Men have fewer options for colour echoes, but you can still achieve them if you shop with an eye for them. The smaller and more capsule your wardrobe, the easier it will be to consider what will perfectly ‘call out’ a colour in something that you already own the next time you’re standing in front of that rack of shirts in Tori Torricelli and wondering which one to buy. You know that you can’t go wrong with classic white, but that can get a little boring at times, so if those pants you like to wear to the club have options for different coloured stitching, or your hat has different headband colours, or your boots have the kind of colour customisation HUD that brings you out in hives of indecision, why not dig out those HUDs while you’re there looking at the shirts, add them, page through the colours, then consider which shirt will best match a colour that you like from the HUD.
Colour echoes can be small, subtle, and – like those other little details – almost indistinguishable at first glance. Oftentimes they can be one of those little things that you don’t even realise someone has done, but they really do kick an outfit up a notch into the <chef kiss> department.

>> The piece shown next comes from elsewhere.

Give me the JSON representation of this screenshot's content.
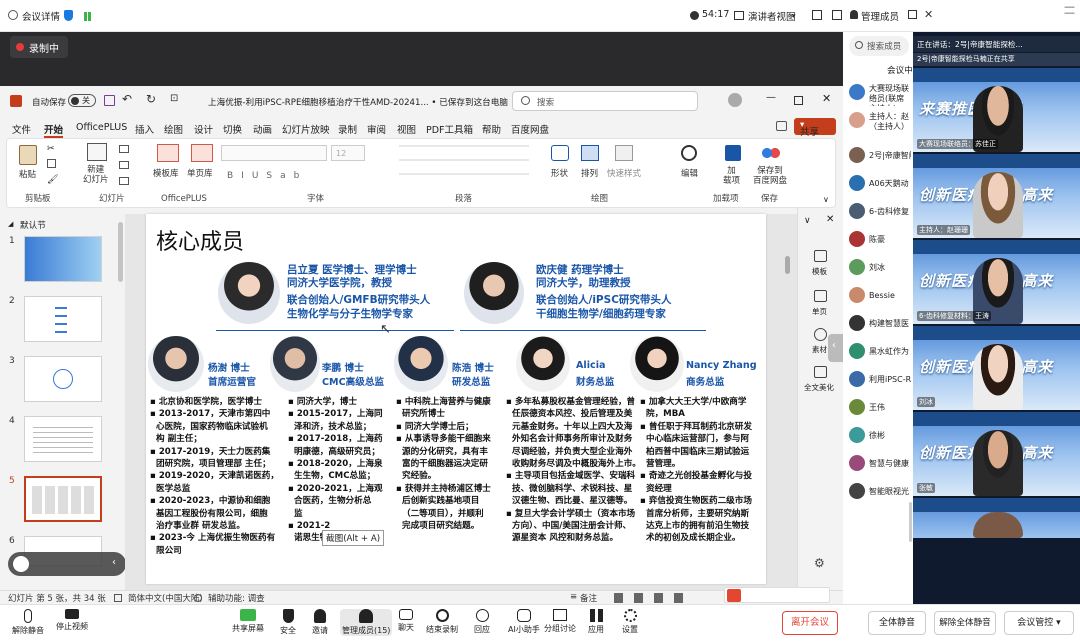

My final bit of advice – and you can consider this as a bonus point, although it relates to colour – is to pick a small signature colour palette and stick to that when you’re shopping. In real life you very likely have colour preferences when buying clothes, so why not carry that over into SL? My own colour palette has always been black as the base colour, with red, teal, and emerald as my brights, and gold as my metallic (although if I’m using black and red I’ll occasionally dip into silver as the metallic). I have a more limited secondary autumnal monochromatic palette, with brown as the base and shades of burnt orange and gold as complementaries, but I tend to save that one more for historical and steampunk looks, for obvious reasons. As someone who adores fashion I’ll sometimes sidestep out of those palettes when something really catches my eye, but it’s far easier to shop – especially if you’re no fan of the activity – when you know what colours you want.
So there you have it. Four small and often overlooked things for you to consider when you’re putting together your next outfit. Most of them only require an investment of time and patience rather than money, and those that require money can often be found at bargain prices during the weekend sales events. Take those minutes to do the work, and then go out and knock ‘em dead, my sartorial darlings.